Problem statement:
Your answer should be an exact copy of every record.

Data for this exercise:
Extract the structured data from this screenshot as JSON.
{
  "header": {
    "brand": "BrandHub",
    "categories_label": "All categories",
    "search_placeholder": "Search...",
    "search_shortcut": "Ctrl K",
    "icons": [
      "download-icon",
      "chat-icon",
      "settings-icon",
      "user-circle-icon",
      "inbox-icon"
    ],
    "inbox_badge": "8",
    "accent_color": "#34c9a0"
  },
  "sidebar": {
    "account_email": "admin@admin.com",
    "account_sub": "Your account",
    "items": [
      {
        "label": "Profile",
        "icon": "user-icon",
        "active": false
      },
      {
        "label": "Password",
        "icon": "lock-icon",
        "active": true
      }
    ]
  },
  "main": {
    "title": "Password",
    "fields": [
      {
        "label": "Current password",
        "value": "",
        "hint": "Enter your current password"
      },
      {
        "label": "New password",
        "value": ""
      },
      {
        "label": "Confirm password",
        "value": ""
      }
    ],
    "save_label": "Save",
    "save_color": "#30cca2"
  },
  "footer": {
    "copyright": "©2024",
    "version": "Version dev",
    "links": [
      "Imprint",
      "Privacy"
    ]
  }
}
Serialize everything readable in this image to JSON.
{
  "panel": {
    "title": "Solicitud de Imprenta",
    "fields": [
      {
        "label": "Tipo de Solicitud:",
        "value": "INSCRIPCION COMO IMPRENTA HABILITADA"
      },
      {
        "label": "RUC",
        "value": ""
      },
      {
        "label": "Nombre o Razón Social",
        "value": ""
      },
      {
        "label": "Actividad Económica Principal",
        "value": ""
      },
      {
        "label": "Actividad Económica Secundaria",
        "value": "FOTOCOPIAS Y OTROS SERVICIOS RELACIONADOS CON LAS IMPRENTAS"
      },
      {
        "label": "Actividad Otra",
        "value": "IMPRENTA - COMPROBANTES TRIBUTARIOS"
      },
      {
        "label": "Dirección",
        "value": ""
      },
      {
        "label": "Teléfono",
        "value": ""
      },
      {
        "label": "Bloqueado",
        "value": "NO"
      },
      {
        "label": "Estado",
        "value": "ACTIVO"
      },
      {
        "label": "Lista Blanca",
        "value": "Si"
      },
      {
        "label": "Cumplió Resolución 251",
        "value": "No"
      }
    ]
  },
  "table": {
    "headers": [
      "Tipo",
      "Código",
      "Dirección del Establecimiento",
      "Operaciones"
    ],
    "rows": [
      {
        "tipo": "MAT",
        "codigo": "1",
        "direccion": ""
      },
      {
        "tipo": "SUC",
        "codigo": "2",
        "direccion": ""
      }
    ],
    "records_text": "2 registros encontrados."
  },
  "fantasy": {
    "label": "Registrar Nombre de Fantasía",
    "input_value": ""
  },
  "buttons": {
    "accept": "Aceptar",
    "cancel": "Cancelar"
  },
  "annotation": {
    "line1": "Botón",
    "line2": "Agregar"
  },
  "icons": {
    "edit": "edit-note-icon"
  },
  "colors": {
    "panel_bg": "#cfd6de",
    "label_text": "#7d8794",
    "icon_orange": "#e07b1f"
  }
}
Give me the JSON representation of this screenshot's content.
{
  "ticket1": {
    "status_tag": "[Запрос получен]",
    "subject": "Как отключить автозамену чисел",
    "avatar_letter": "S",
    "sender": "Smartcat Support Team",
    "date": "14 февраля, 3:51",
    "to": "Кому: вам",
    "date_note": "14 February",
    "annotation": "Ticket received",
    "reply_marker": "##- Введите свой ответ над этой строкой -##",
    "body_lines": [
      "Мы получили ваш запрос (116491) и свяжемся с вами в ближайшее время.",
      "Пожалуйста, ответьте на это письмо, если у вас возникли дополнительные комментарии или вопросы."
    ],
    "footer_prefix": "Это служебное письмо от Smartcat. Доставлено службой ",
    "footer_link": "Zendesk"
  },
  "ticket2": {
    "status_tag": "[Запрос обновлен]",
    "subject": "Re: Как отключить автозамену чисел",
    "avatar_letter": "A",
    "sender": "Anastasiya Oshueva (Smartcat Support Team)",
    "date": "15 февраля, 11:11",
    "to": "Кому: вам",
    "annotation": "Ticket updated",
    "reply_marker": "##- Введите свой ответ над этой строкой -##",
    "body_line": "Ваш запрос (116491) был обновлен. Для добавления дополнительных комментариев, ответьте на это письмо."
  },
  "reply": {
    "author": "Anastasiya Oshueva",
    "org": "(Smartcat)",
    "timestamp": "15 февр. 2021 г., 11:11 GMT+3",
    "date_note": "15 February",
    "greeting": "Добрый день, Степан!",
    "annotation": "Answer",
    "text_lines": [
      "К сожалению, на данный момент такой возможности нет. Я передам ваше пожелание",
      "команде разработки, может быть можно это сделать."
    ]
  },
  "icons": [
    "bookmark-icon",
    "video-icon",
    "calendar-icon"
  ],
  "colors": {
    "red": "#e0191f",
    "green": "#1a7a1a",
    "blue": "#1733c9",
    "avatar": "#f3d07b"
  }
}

Solution to this problem:
Extract the structured data from this screenshot as JSON.
{
  "header": {
    "brand": "BrandHub",
    "categories_label": "All categories",
    "search_placeholder": "Search...",
    "search_shortcut": "Ctrl K",
    "icons": [
      "download-icon",
      "chat-icon",
      "settings-icon",
      "user-circle-icon",
      "inbox-icon"
    ],
    "inbox_badge": "8",
    "accent_color": "#34c9a0"
  },
  "sidebar": {
    "account_email": "admin@admin.com",
    "account_sub": "Your account",
    "items": [
      {
        "label": "Profile",
        "icon": "user-icon",
        "active": false
      },
      {
        "label": "Password",
        "icon": "lock-icon",
        "active": true
      }
    ]
  },
  "main": {
    "title": "Password",
    "fields": [
      {
        "label": "Current password",
        "value": "",
        "hint": "Enter your current password"
      },
      {
        "label": "New password",
        "value": ""
      },
      {
        "label": "Confirm password",
        "value": ""
      }
    ],
    "save_label": "Save",
    "save_color": "#30cca2"
  },
  "footer": {
    "copyright": "©2024",
    "version": "Version dev",
    "links": [
      "Imprint",
      "Privacy"
    ]
  }
}
Serialize everything readable in this image to JSON.
{
  "panel": {
    "title": "Solicitud de Imprenta",
    "fields": [
      {
        "label": "Tipo de Solicitud:",
        "value": "INSCRIPCION COMO IMPRENTA HABILITADA"
      },
      {
        "label": "RUC",
        "value": ""
      },
      {
        "label": "Nombre o Razón Social",
        "value": ""
      },
      {
        "label": "Actividad Económica Principal",
        "value": ""
      },
      {
        "label": "Actividad Económica Secundaria",
        "value": "FOTOCOPIAS Y OTROS SERVICIOS RELACIONADOS CON LAS IMPRENTAS"
      },
      {
        "label": "Actividad Otra",
        "value": "IMPRENTA - COMPROBANTES TRIBUTARIOS"
      },
      {
        "label": "Dirección",
        "value": ""
      },
      {
        "label": "Teléfono",
        "value": ""
      },
      {
        "label": "Bloqueado",
        "value": "NO"
      },
      {
        "label": "Estado",
        "value": "ACTIVO"
      },
      {
        "label": "Lista Blanca",
        "value": "Si"
      },
      {
        "label": "Cumplió Resolución 251",
        "value": "No"
      }
    ]
  },
  "table": {
    "headers": [
      "Tipo",
      "Código",
      "Dirección del Establecimiento",
      "Operaciones"
    ],
    "rows": [
      {
        "tipo": "MAT",
        "codigo": "1",
        "direccion": ""
      },
      {
        "tipo": "SUC",
        "codigo": "2",
        "direccion": ""
      }
    ],
    "records_text": "2 registros encontrados."
  },
  "fantasy": {
    "label": "Registrar Nombre de Fantasía",
    "input_value": ""
  },
  "buttons": {
    "accept": "Aceptar",
    "cancel": "Cancelar"
  },
  "annotation": {
    "line1": "Botón",
    "line2": "Agregar"
  },
  "icons": {
    "edit": "edit-note-icon"
  },
  "colors": {
    "panel_bg": "#cfd6de",
    "label_text": "#7d8794",
    "icon_orange": "#e07b1f"
  }
}
Give me the JSON representation of this screenshot's content.
{
  "ticket1": {
    "status_tag": "[Запрос получен]",
    "subject": "Как отключить автозамену чисел",
    "avatar_letter": "S",
    "sender": "Smartcat Support Team",
    "date": "14 февраля, 3:51",
    "to": "Кому: вам",
    "date_note": "14 February",
    "annotation": "Ticket received",
    "reply_marker": "##- Введите свой ответ над этой строкой -##",
    "body_lines": [
      "Мы получили ваш запрос (116491) и свяжемся с вами в ближайшее время.",
      "Пожалуйста, ответьте на это письмо, если у вас возникли дополнительные комментарии или вопросы."
    ],
    "footer_prefix": "Это служебное письмо от Smartcat. Доставлено службой ",
    "footer_link": "Zendesk"
  },
  "ticket2": {
    "status_tag": "[Запрос обновлен]",
    "subject": "Re: Как отключить автозамену чисел",
    "avatar_letter": "A",
    "sender": "Anastasiya Oshueva (Smartcat Support Team)",
    "date": "15 февраля, 11:11",
    "to": "Кому: вам",
    "annotation": "Ticket updated",
    "reply_marker": "##- Введите свой ответ над этой строкой -##",
    "body_line": "Ваш запрос (116491) был обновлен. Для добавления дополнительных комментариев, ответьте на это письмо."
  },
  "reply": {
    "author": "Anastasiya Oshueva",
    "org": "(Smartcat)",
    "timestamp": "15 февр. 2021 г., 11:11 GMT+3",
    "date_note": "15 February",
    "greeting": "Добрый день, Степан!",
    "annotation": "Answer",
    "text_lines": [
      "К сожалению, на данный момент такой возможности нет. Я передам ваше пожелание",
      "команде разработки, может быть можно это сделать."
    ]
  },
  "icons": [
    "bookmark-icon",
    "video-icon",
    "calendar-icon"
  ],
  "colors": {
    "red": "#e0191f",
    "green": "#1a7a1a",
    "blue": "#1733c9",
    "avatar": "#f3d07b"
  }
}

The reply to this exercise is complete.